(Data about app and page elements)

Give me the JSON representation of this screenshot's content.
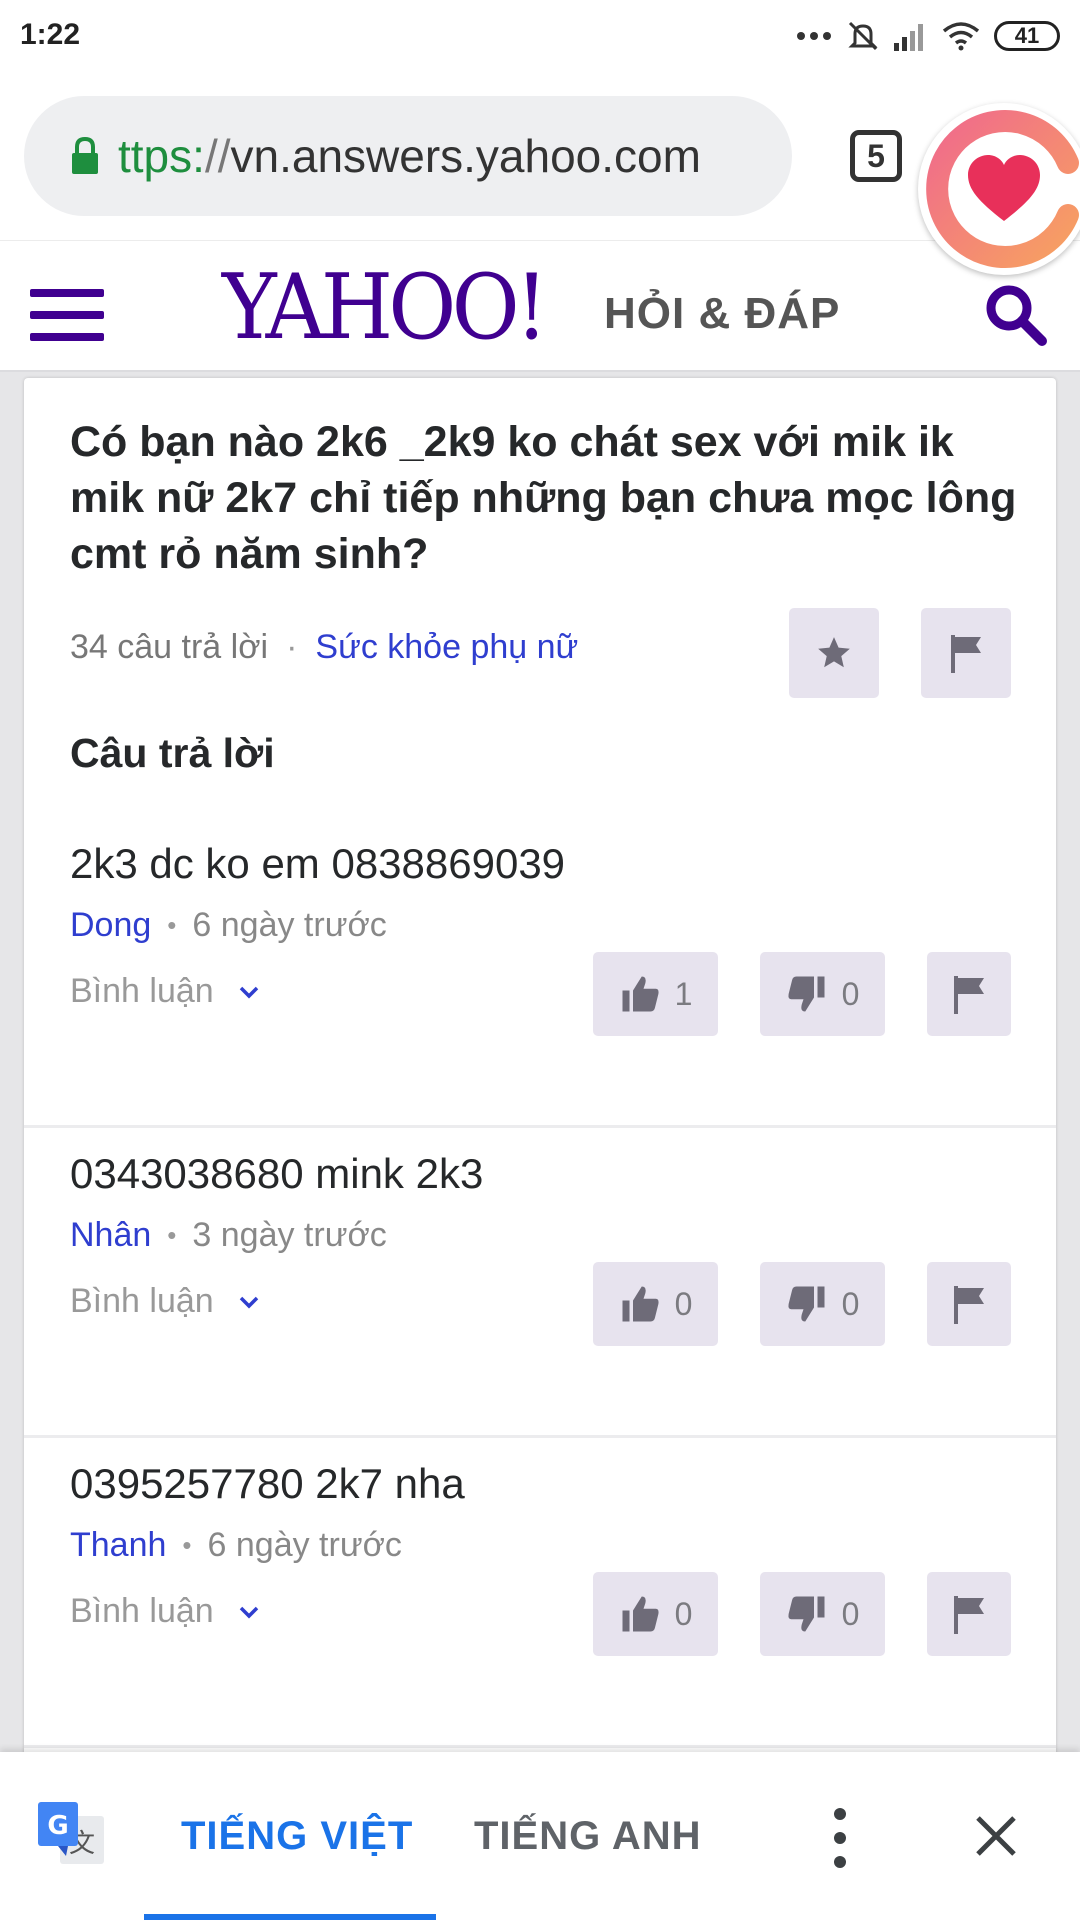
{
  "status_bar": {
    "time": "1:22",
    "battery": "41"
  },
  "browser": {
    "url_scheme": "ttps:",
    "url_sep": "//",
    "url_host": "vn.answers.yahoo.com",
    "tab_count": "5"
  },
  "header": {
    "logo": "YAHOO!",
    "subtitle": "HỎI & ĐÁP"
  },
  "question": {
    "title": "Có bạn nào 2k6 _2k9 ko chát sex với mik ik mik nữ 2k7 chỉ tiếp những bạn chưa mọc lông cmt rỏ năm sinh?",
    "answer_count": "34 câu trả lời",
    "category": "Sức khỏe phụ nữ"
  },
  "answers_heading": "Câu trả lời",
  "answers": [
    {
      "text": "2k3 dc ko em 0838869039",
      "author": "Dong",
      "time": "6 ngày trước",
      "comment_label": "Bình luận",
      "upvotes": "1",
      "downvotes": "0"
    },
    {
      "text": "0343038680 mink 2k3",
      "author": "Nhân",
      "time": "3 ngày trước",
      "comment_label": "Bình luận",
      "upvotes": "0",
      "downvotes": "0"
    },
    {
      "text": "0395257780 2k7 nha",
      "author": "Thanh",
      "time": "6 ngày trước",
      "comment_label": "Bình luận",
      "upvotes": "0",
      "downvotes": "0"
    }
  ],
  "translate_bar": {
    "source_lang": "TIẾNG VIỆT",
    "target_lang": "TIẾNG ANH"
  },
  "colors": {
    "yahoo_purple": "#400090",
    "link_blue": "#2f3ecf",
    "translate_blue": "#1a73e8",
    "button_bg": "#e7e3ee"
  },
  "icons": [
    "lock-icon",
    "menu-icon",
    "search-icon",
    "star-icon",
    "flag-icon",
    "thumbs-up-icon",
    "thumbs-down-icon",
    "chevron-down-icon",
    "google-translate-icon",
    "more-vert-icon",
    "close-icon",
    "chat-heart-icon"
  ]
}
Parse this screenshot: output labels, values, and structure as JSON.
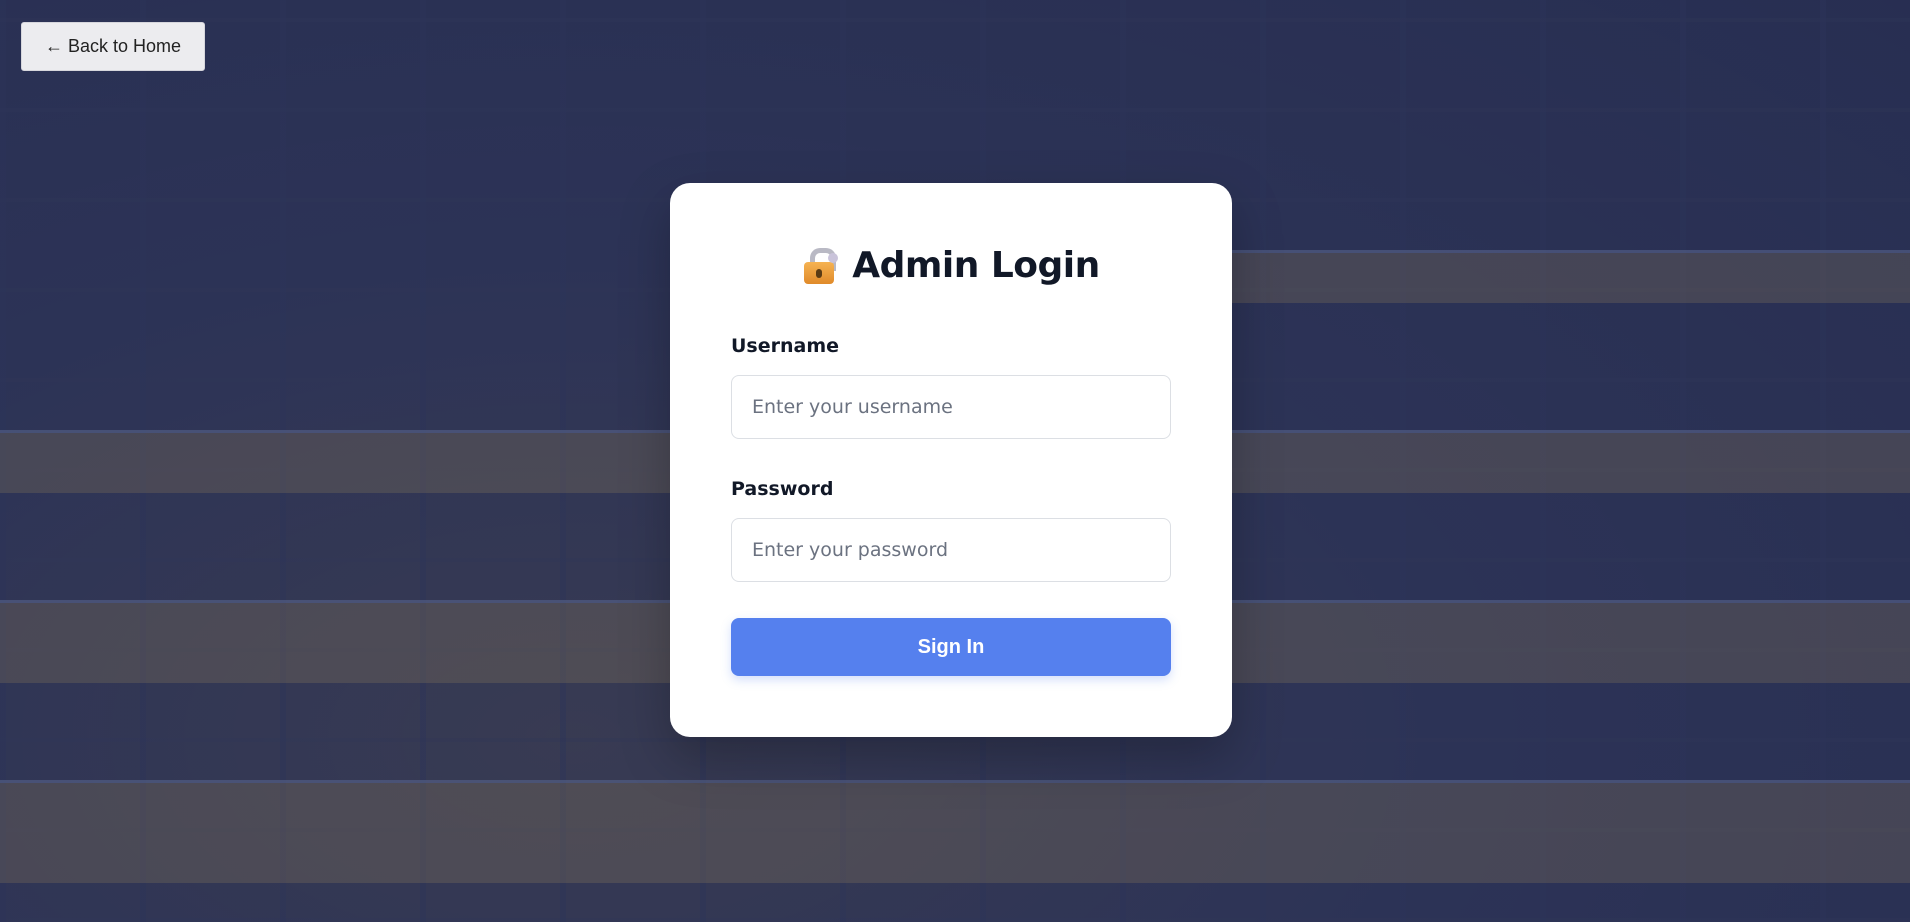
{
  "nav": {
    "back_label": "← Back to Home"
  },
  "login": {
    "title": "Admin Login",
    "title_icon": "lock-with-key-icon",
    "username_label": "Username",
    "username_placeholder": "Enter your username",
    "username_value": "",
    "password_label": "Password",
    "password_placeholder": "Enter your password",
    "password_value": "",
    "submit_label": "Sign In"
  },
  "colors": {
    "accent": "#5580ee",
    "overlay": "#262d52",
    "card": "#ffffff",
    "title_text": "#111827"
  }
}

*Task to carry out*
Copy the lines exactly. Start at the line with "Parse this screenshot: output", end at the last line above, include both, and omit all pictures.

*Result of this exercise*
Parse this screenshot: output labels, values, and structure as JSON.
{
  "nav": {
    "back_label": "← Back to Home"
  },
  "login": {
    "title": "Admin Login",
    "title_icon": "lock-with-key-icon",
    "username_label": "Username",
    "username_placeholder": "Enter your username",
    "username_value": "",
    "password_label": "Password",
    "password_placeholder": "Enter your password",
    "password_value": "",
    "submit_label": "Sign In"
  },
  "colors": {
    "accent": "#5580ee",
    "overlay": "#262d52",
    "card": "#ffffff",
    "title_text": "#111827"
  }
}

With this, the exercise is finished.